“ONC’s position was an important one,” he said. “We’ve been fortunate to partner with Epic, which has championed the concept of freely sharing data for a long time, so we have not come along in that culture where data blocking or information blocking is acceptable.”
“We’ve seen some of it on the other side and we’ve had some difficulties from time to time, but I do believe those walls have come down in a significant way in the past few years. People have started to have a different perspective on the importance of data sharing and I’m glad it’s a taboo thing to data block,” he added.
With information blocking becoming less and less common among providers and health IT companies as a result of federal policy, Batson says the lack of health data standardization is now the industry’s most significant remaining obstacle to interoperability.
“The biggest challenge we have now is that this vast amount of data is only useful to us if there is standardization,” said Batson. “We struggled with that. It’s hard to manage this vast amount of data if there aren’t rules of the road or common way to present information.”
Progress in establishing and implementing widely-used standards may be slow-going, but the industry has made significant efforts to promote standardization so far in 2017.
Stakeholders across the industry — including ONC — have worked to improve health data standardization by establishing a Trusted Exchange Framework and Common Agreement per provisions in the 21 Century Cures Act, continually updating the Interoperability Standards Advisory (ISA), and holding a Patient Matching Algorithm Challenge, among other initiatives.
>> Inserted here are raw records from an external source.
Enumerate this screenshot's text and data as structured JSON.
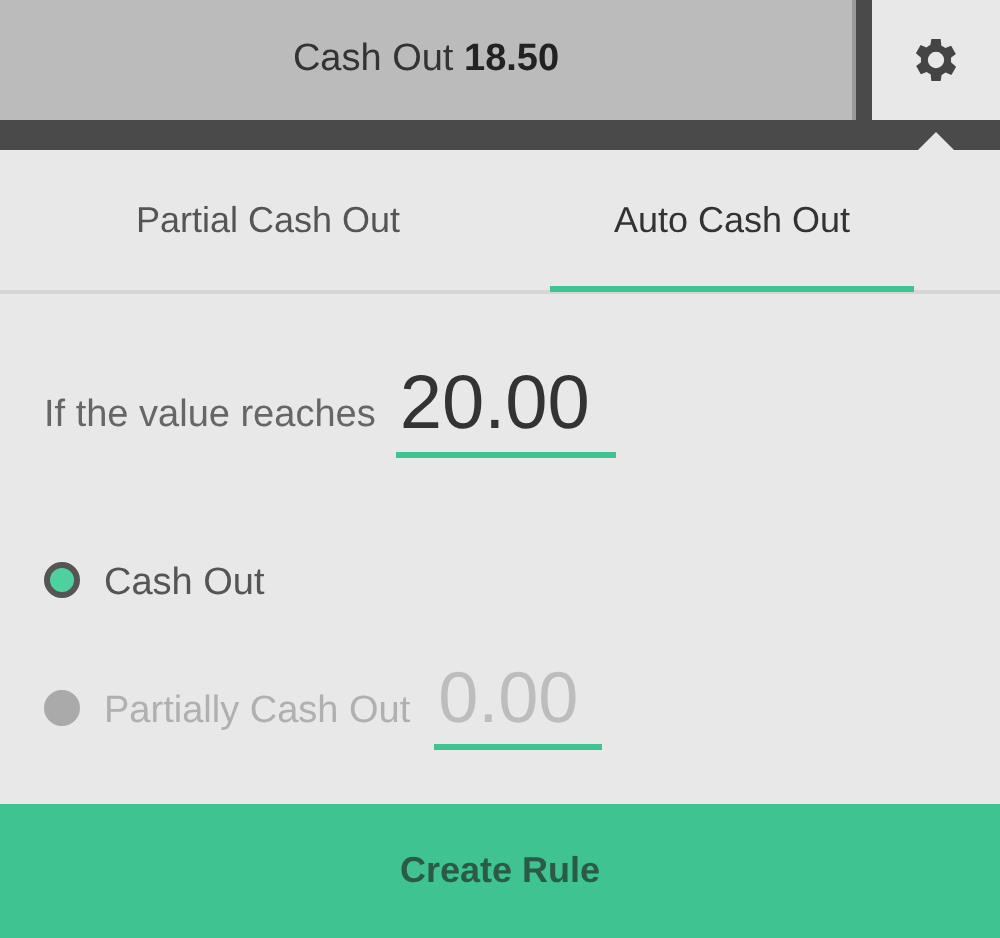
{
  "cash_out_button": {
    "label": "Cash Out **18.50**"
  },
  "tabs": [
    {
      "label": "Partial Cash Out",
      "selected": false
    },
    {
      "label": "Auto Cash Out",
      "selected": true
    }
  ],
  "rule": {
    "label": "If the value reaches",
    "value": "20.00"
  },
  "options": [
    {
      "label": "Cash Out",
      "selected": true,
      "disabled": false
    },
    {
      "label": "Partially Cash Out",
      "selected": false,
      "disabled": true,
      "value": "0.00"
    }
  ],
  "create_button": {
    "label": "Create Rule"
  }
}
“Right now, we’re in a crucial point where the standardization of that data is so important as that data starts flowing much more freely between entities,” said Batson. “We have to have a way to manage the volume. The best way to manage that volume is to have a set of standards.”
While Batson maintained more healthcare leaders need to push for stricter standardization, he said the clinic has seen myriad benefits where standardization is already in place.
“We’re able to more seamlessly integrate discrete data from disparate systems into single systems, and that took a lot of work — developing industry standards and ensuring the parties involved adhere to those standards,” Batson said. “We reap the rewards of that because the data that’s exchanged is actually meaningful data.”
As health data standardization and interoperability continue to improve, the ripple effects should lead to benefits for the entire industry.